(TASK INSTRUCTIONS):
All lines from the entries below that contain the string "variable" should be copied out.

----

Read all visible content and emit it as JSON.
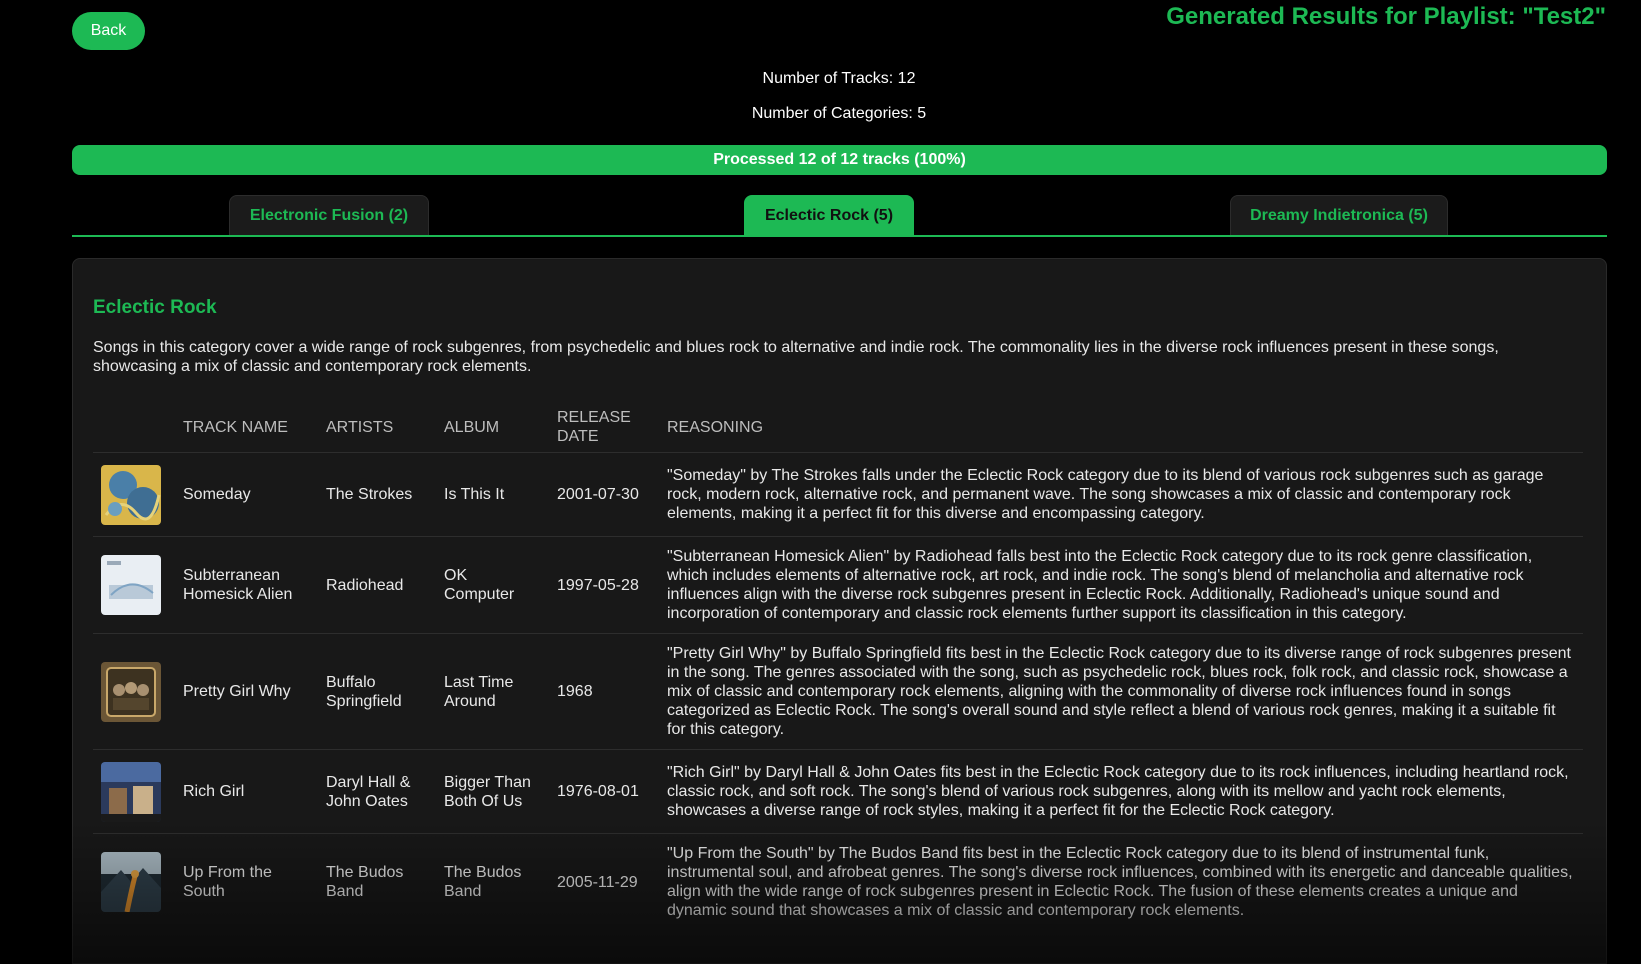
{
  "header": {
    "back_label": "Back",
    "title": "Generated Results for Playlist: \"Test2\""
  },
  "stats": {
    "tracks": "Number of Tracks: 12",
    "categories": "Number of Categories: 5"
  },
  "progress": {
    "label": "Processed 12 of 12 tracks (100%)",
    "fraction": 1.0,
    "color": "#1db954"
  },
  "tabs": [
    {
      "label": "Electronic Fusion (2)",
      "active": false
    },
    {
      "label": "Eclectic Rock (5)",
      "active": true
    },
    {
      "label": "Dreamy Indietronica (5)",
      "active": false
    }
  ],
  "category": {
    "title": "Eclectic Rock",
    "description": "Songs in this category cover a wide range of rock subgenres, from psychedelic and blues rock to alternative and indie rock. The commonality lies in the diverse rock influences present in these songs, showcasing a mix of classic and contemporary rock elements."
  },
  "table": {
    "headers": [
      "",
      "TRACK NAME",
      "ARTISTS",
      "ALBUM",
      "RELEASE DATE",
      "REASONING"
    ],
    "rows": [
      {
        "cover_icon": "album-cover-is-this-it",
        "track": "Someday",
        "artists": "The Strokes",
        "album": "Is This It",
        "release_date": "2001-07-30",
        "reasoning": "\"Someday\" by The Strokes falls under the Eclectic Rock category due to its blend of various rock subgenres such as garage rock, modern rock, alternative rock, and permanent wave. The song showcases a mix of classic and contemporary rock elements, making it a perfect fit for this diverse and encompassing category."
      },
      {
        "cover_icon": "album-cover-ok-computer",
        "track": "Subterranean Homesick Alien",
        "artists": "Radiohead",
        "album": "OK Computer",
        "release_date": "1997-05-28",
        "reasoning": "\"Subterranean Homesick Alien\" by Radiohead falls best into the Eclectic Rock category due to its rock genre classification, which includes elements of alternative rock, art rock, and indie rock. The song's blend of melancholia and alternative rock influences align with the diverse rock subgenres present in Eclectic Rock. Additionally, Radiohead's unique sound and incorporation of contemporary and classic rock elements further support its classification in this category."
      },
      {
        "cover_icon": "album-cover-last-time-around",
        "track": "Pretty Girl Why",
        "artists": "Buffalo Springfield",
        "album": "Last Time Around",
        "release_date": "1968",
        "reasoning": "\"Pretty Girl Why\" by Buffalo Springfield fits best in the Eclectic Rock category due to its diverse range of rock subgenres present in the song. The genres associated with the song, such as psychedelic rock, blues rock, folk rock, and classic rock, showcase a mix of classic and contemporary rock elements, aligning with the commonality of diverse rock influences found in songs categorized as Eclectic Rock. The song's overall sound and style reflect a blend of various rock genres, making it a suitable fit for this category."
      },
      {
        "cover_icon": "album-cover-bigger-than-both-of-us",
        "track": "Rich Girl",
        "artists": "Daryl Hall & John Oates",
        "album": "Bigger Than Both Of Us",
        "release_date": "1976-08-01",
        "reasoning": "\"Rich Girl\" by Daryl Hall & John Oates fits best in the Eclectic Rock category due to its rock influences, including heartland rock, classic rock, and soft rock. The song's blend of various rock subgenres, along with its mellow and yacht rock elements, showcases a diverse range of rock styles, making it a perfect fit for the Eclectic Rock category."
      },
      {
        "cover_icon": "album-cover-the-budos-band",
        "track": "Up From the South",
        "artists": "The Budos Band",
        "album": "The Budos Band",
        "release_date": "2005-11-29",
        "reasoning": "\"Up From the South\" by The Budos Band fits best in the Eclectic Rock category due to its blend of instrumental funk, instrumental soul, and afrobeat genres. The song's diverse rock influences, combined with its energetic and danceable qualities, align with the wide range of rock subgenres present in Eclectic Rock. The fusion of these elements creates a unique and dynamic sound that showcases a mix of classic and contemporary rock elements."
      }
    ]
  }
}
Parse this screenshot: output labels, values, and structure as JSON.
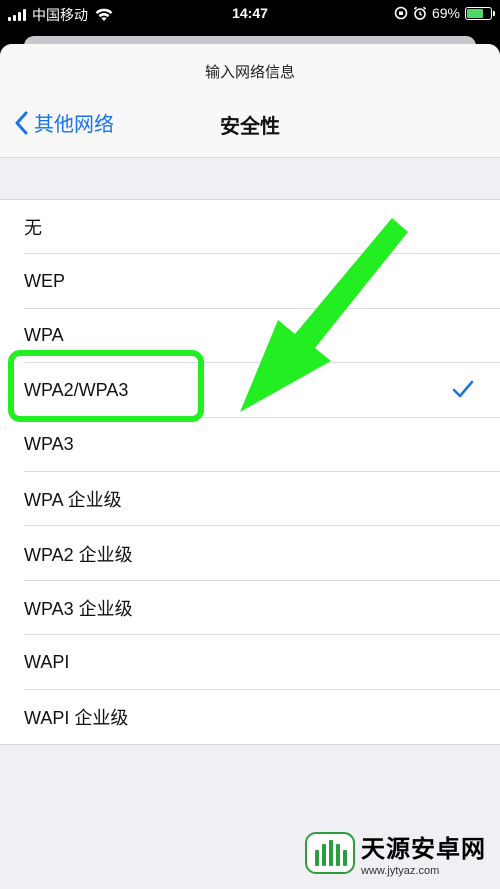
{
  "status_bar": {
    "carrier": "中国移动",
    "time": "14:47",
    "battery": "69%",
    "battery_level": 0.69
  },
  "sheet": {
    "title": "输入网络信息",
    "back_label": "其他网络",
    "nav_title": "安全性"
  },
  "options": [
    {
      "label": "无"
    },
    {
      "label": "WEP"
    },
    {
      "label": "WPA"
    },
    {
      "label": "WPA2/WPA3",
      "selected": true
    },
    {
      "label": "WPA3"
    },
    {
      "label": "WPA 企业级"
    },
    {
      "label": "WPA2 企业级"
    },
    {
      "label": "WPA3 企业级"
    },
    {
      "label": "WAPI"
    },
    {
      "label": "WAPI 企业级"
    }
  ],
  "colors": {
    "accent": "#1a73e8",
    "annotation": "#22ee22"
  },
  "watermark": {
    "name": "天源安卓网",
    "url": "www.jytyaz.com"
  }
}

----

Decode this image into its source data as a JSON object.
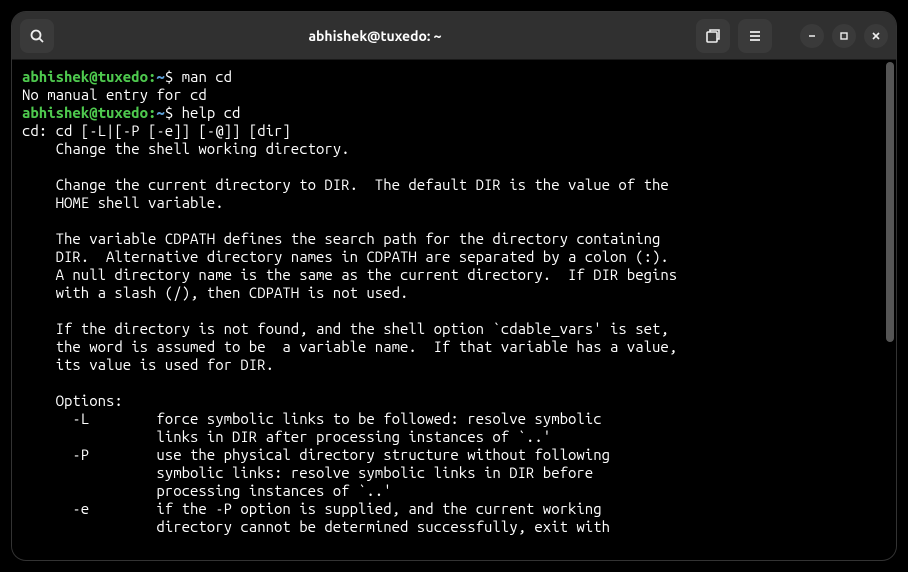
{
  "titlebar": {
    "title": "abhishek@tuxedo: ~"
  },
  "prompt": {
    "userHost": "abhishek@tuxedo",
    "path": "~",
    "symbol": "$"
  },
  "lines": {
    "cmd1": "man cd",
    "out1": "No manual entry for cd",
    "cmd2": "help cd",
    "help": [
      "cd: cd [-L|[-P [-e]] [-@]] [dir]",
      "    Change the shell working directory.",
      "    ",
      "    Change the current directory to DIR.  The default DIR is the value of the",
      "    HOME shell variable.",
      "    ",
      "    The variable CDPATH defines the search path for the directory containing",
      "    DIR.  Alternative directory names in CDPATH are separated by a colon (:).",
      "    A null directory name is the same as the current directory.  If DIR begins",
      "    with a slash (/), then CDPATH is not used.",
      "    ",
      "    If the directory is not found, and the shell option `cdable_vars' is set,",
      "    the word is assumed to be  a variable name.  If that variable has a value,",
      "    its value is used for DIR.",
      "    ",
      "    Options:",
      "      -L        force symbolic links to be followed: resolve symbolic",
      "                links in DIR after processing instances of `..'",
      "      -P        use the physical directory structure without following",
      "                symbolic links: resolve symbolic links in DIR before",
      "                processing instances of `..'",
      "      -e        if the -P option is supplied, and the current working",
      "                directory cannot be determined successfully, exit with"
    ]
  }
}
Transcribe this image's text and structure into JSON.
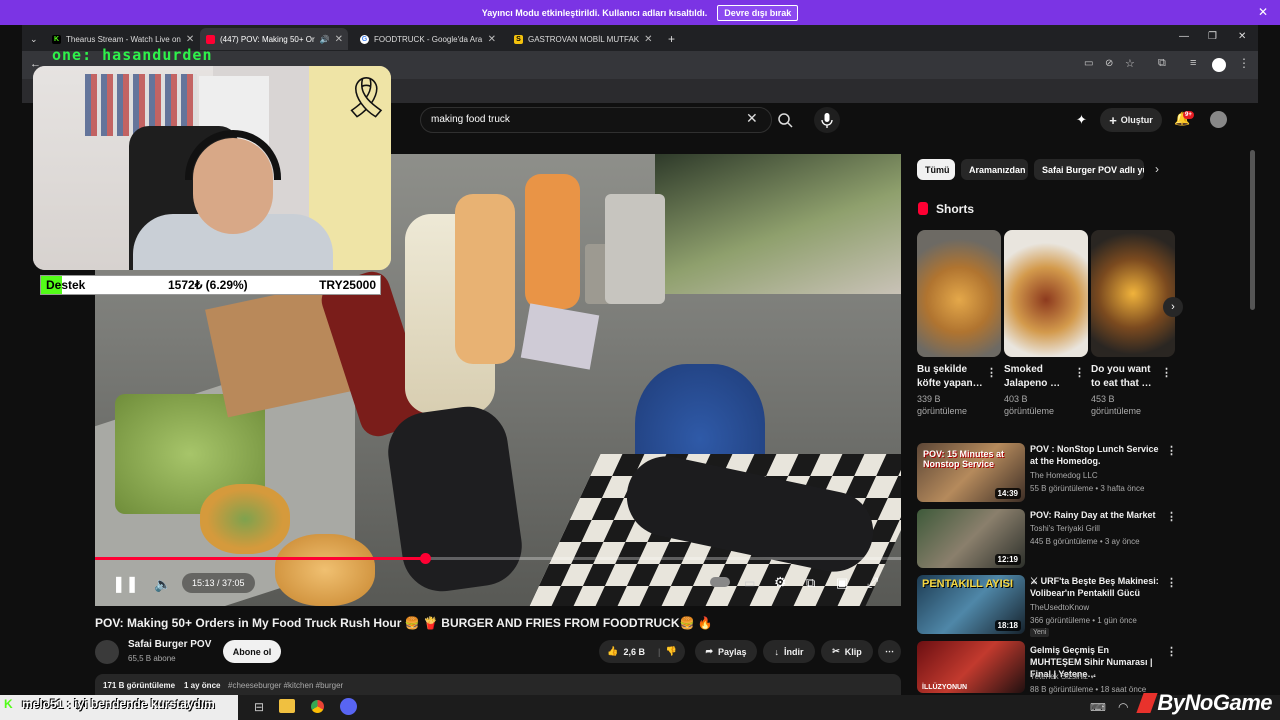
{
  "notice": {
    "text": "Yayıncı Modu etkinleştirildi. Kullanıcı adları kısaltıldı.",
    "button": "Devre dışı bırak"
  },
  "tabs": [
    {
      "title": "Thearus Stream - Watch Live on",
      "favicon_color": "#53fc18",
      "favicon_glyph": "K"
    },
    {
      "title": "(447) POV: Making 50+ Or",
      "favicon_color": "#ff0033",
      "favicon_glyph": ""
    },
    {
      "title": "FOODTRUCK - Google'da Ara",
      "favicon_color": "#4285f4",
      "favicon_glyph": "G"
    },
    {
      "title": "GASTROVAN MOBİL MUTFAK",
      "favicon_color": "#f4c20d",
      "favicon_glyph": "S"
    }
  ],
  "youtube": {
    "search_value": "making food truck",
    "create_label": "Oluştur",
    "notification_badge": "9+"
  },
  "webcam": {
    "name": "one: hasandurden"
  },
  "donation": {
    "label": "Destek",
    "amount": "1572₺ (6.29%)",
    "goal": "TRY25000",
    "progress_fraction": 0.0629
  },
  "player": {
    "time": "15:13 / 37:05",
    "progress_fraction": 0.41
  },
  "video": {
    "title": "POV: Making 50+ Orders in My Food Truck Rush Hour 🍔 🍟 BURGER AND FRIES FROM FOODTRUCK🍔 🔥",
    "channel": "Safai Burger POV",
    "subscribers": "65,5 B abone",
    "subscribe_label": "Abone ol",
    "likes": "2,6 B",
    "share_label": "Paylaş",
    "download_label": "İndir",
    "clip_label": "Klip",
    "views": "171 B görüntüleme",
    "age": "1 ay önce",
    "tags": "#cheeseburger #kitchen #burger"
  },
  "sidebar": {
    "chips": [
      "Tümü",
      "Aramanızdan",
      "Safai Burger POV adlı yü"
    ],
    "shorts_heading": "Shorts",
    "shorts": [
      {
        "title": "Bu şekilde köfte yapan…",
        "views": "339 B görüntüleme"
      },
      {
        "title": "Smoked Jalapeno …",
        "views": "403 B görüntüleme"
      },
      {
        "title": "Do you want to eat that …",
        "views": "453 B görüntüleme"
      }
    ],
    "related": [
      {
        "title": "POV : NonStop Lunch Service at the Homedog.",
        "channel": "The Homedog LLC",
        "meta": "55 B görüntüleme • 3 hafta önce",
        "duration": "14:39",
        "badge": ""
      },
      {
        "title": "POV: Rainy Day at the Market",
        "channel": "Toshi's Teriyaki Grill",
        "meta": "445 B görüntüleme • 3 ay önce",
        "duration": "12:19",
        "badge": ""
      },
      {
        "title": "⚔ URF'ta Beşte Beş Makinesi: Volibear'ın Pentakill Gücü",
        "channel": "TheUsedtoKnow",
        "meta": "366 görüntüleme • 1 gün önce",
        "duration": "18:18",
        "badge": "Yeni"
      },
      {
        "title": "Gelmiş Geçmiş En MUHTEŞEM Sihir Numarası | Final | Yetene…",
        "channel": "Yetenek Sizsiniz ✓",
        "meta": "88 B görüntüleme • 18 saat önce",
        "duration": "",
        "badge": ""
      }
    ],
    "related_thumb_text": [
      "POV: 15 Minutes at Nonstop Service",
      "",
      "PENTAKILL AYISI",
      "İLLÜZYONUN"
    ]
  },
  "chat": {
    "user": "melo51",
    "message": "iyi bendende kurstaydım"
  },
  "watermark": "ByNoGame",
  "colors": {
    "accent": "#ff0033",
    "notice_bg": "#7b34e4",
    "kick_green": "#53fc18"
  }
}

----

(SOLUTION):
      "    HOME shell variable.",
      "    The variable CDPATH defines the search path for the directory containing",
      "    the word is assumed to be  a variable name.  If that variable has a value,",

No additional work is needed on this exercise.